_Component data from apps and pages_
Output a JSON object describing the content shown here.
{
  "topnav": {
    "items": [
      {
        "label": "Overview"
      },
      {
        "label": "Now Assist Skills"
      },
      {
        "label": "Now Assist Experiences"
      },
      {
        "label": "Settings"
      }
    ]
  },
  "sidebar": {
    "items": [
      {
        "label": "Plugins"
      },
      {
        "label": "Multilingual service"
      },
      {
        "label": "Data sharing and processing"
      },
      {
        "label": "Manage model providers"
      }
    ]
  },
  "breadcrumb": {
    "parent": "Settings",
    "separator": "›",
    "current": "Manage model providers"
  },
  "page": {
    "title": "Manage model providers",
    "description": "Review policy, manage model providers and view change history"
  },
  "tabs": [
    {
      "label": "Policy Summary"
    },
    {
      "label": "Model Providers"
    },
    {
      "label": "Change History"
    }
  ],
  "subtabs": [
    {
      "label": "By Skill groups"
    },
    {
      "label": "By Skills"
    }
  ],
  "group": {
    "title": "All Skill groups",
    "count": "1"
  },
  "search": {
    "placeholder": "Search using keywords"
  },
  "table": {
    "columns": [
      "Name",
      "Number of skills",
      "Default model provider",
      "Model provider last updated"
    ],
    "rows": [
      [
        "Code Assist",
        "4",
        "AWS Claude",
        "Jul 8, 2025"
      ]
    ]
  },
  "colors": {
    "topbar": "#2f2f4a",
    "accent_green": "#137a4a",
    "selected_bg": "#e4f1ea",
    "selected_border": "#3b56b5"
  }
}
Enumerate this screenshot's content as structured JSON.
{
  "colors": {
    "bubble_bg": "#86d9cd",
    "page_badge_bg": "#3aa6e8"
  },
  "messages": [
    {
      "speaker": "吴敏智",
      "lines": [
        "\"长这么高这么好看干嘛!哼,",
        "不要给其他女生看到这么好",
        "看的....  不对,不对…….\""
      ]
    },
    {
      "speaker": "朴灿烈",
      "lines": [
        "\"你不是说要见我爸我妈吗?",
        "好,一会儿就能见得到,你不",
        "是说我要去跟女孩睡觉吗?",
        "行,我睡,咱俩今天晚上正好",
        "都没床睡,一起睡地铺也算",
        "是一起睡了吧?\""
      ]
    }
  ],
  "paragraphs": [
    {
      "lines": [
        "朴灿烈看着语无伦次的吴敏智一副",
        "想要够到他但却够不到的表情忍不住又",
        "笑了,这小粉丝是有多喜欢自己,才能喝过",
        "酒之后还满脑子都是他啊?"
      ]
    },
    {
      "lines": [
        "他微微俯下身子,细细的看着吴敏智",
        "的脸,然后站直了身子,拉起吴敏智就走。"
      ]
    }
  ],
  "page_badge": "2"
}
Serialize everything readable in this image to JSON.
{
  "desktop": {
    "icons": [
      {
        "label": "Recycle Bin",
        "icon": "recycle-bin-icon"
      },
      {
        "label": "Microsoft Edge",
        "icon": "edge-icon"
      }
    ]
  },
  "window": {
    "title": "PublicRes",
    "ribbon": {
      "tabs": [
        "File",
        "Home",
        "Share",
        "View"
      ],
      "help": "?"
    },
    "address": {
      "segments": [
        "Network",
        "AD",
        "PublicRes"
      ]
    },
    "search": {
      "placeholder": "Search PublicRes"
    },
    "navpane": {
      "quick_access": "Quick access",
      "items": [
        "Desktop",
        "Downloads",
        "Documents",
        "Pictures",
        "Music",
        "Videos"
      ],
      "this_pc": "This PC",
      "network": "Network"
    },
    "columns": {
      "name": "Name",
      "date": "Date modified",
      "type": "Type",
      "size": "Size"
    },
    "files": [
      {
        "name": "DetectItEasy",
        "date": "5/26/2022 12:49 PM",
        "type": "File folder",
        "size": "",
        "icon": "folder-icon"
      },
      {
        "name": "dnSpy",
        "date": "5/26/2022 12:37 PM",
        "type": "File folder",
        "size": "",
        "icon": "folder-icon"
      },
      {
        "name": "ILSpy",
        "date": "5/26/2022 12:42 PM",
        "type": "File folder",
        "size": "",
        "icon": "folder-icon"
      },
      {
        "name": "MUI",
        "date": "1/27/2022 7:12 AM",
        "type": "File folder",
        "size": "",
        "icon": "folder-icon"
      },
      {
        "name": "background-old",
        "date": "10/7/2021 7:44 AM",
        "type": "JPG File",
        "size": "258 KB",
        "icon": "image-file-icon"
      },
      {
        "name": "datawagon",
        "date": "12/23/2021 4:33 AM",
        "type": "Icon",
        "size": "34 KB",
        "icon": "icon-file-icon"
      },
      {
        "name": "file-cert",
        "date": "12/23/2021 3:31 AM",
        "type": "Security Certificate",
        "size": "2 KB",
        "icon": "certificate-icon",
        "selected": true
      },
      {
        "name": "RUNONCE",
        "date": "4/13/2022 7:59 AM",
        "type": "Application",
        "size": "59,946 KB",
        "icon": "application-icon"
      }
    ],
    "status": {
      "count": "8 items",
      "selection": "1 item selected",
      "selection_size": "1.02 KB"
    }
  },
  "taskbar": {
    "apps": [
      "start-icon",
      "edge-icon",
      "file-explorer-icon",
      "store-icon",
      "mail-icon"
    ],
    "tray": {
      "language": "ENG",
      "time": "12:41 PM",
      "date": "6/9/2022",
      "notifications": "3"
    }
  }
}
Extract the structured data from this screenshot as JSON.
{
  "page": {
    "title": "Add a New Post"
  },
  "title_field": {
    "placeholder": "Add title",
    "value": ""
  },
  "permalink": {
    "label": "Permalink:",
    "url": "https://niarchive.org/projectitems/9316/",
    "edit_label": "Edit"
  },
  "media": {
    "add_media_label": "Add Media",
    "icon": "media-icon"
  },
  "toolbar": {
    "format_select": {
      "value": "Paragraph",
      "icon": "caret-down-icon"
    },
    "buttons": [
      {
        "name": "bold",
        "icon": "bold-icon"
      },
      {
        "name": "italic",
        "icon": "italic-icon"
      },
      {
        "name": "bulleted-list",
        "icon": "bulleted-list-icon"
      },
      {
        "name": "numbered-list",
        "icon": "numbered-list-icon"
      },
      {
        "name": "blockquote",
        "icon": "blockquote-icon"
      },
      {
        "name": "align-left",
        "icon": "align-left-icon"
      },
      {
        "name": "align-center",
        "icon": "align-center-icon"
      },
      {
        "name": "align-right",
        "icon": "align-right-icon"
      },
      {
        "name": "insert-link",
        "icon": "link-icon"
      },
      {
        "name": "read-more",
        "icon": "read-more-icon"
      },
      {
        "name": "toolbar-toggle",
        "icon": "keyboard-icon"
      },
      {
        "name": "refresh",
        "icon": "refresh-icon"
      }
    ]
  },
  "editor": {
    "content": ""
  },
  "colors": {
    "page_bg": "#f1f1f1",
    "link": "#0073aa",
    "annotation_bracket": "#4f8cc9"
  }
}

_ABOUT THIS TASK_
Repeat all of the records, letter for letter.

_SOLUTION TO THIS TASK_
Output a JSON object describing the content shown here.
{
  "topnav": {
    "items": [
      {
        "label": "Overview"
      },
      {
        "label": "Now Assist Skills"
      },
      {
        "label": "Now Assist Experiences"
      },
      {
        "label": "Settings"
      }
    ]
  },
  "sidebar": {
    "items": [
      {
        "label": "Plugins"
      },
      {
        "label": "Multilingual service"
      },
      {
        "label": "Data sharing and processing"
      },
      {
        "label": "Manage model providers"
      }
    ]
  },
  "breadcrumb": {
    "parent": "Settings",
    "separator": "›",
    "current": "Manage model providers"
  },
  "page": {
    "title": "Manage model providers",
    "description": "Review policy, manage model providers and view change history"
  },
  "tabs": [
    {
      "label": "Policy Summary"
    },
    {
      "label": "Model Providers"
    },
    {
      "label": "Change History"
    }
  ],
  "subtabs": [
    {
      "label": "By Skill groups"
    },
    {
      "label": "By Skills"
    }
  ],
  "group": {
    "title": "All Skill groups",
    "count": "1"
  },
  "search": {
    "placeholder": "Search using keywords"
  },
  "table": {
    "columns": [
      "Name",
      "Number of skills",
      "Default model provider",
      "Model provider last updated"
    ],
    "rows": [
      [
        "Code Assist",
        "4",
        "AWS Claude",
        "Jul 8, 2025"
      ]
    ]
  },
  "colors": {
    "topbar": "#2f2f4a",
    "accent_green": "#137a4a",
    "selected_bg": "#e4f1ea",
    "selected_border": "#3b56b5"
  }
}
Enumerate this screenshot's content as structured JSON.
{
  "colors": {
    "bubble_bg": "#86d9cd",
    "page_badge_bg": "#3aa6e8"
  },
  "messages": [
    {
      "speaker": "吴敏智",
      "lines": [
        "\"长这么高这么好看干嘛!哼,",
        "不要给其他女生看到这么好",
        "看的....  不对,不对…….\""
      ]
    },
    {
      "speaker": "朴灿烈",
      "lines": [
        "\"你不是说要见我爸我妈吗?",
        "好,一会儿就能见得到,你不",
        "是说我要去跟女孩睡觉吗?",
        "行,我睡,咱俩今天晚上正好",
        "都没床睡,一起睡地铺也算",
        "是一起睡了吧?\""
      ]
    }
  ],
  "paragraphs": [
    {
      "lines": [
        "朴灿烈看着语无伦次的吴敏智一副",
        "想要够到他但却够不到的表情忍不住又",
        "笑了,这小粉丝是有多喜欢自己,才能喝过",
        "酒之后还满脑子都是他啊?"
      ]
    },
    {
      "lines": [
        "他微微俯下身子,细细的看着吴敏智",
        "的脸,然后站直了身子,拉起吴敏智就走。"
      ]
    }
  ],
  "page_badge": "2"
}
Serialize everything readable in this image to JSON.
{
  "desktop": {
    "icons": [
      {
        "label": "Recycle Bin",
        "icon": "recycle-bin-icon"
      },
      {
        "label": "Microsoft Edge",
        "icon": "edge-icon"
      }
    ]
  },
  "window": {
    "title": "PublicRes",
    "ribbon": {
      "tabs": [
        "File",
        "Home",
        "Share",
        "View"
      ],
      "help": "?"
    },
    "address": {
      "segments": [
        "Network",
        "AD",
        "PublicRes"
      ]
    },
    "search": {
      "placeholder": "Search PublicRes"
    },
    "navpane": {
      "quick_access": "Quick access",
      "items": [
        "Desktop",
        "Downloads",
        "Documents",
        "Pictures",
        "Music",
        "Videos"
      ],
      "this_pc": "This PC",
      "network": "Network"
    },
    "columns": {
      "name": "Name",
      "date": "Date modified",
      "type": "Type",
      "size": "Size"
    },
    "files": [
      {
        "name": "DetectItEasy",
        "date": "5/26/2022 12:49 PM",
        "type": "File folder",
        "size": "",
        "icon": "folder-icon"
      },
      {
        "name": "dnSpy",
        "date": "5/26/2022 12:37 PM",
        "type": "File folder",
        "size": "",
        "icon": "folder-icon"
      },
      {
        "name": "ILSpy",
        "date": "5/26/2022 12:42 PM",
        "type": "File folder",
        "size": "",
        "icon": "folder-icon"
      },
      {
        "name": "MUI",
        "date": "1/27/2022 7:12 AM",
        "type": "File folder",
        "size": "",
        "icon": "folder-icon"
      },
      {
        "name": "background-old",
        "date": "10/7/2021 7:44 AM",
        "type": "JPG File",
        "size": "258 KB",
        "icon": "image-file-icon"
      },
      {
        "name": "datawagon",
        "date": "12/23/2021 4:33 AM",
        "type": "Icon",
        "size": "34 KB",
        "icon": "icon-file-icon"
      },
      {
        "name": "file-cert",
        "date": "12/23/2021 3:31 AM",
        "type": "Security Certificate",
        "size": "2 KB",
        "icon": "certificate-icon",
        "selected": true
      },
      {
        "name": "RUNONCE",
        "date": "4/13/2022 7:59 AM",
        "type": "Application",
        "size": "59,946 KB",
        "icon": "application-icon"
      }
    ],
    "status": {
      "count": "8 items",
      "selection": "1 item selected",
      "selection_size": "1.02 KB"
    }
  },
  "taskbar": {
    "apps": [
      "start-icon",
      "edge-icon",
      "file-explorer-icon",
      "store-icon",
      "mail-icon"
    ],
    "tray": {
      "language": "ENG",
      "time": "12:41 PM",
      "date": "6/9/2022",
      "notifications": "3"
    }
  }
}
Extract the structured data from this screenshot as JSON.
{
  "page": {
    "title": "Add a New Post"
  },
  "title_field": {
    "placeholder": "Add title",
    "value": ""
  },
  "permalink": {
    "label": "Permalink:",
    "url": "https://niarchive.org/projectitems/9316/",
    "edit_label": "Edit"
  },
  "media": {
    "add_media_label": "Add Media",
    "icon": "media-icon"
  },
  "toolbar": {
    "format_select": {
      "value": "Paragraph",
      "icon": "caret-down-icon"
    },
    "buttons": [
      {
        "name": "bold",
        "icon": "bold-icon"
      },
      {
        "name": "italic",
        "icon": "italic-icon"
      },
      {
        "name": "bulleted-list",
        "icon": "bulleted-list-icon"
      },
      {
        "name": "numbered-list",
        "icon": "numbered-list-icon"
      },
      {
        "name": "blockquote",
        "icon": "blockquote-icon"
      },
      {
        "name": "align-left",
        "icon": "align-left-icon"
      },
      {
        "name": "align-center",
        "icon": "align-center-icon"
      },
      {
        "name": "align-right",
        "icon": "align-right-icon"
      },
      {
        "name": "insert-link",
        "icon": "link-icon"
      },
      {
        "name": "read-more",
        "icon": "read-more-icon"
      },
      {
        "name": "toolbar-toggle",
        "icon": "keyboard-icon"
      },
      {
        "name": "refresh",
        "icon": "refresh-icon"
      }
    ]
  },
  "editor": {
    "content": ""
  },
  "colors": {
    "page_bg": "#f1f1f1",
    "link": "#0073aa",
    "annotation_bracket": "#4f8cc9"
  }
}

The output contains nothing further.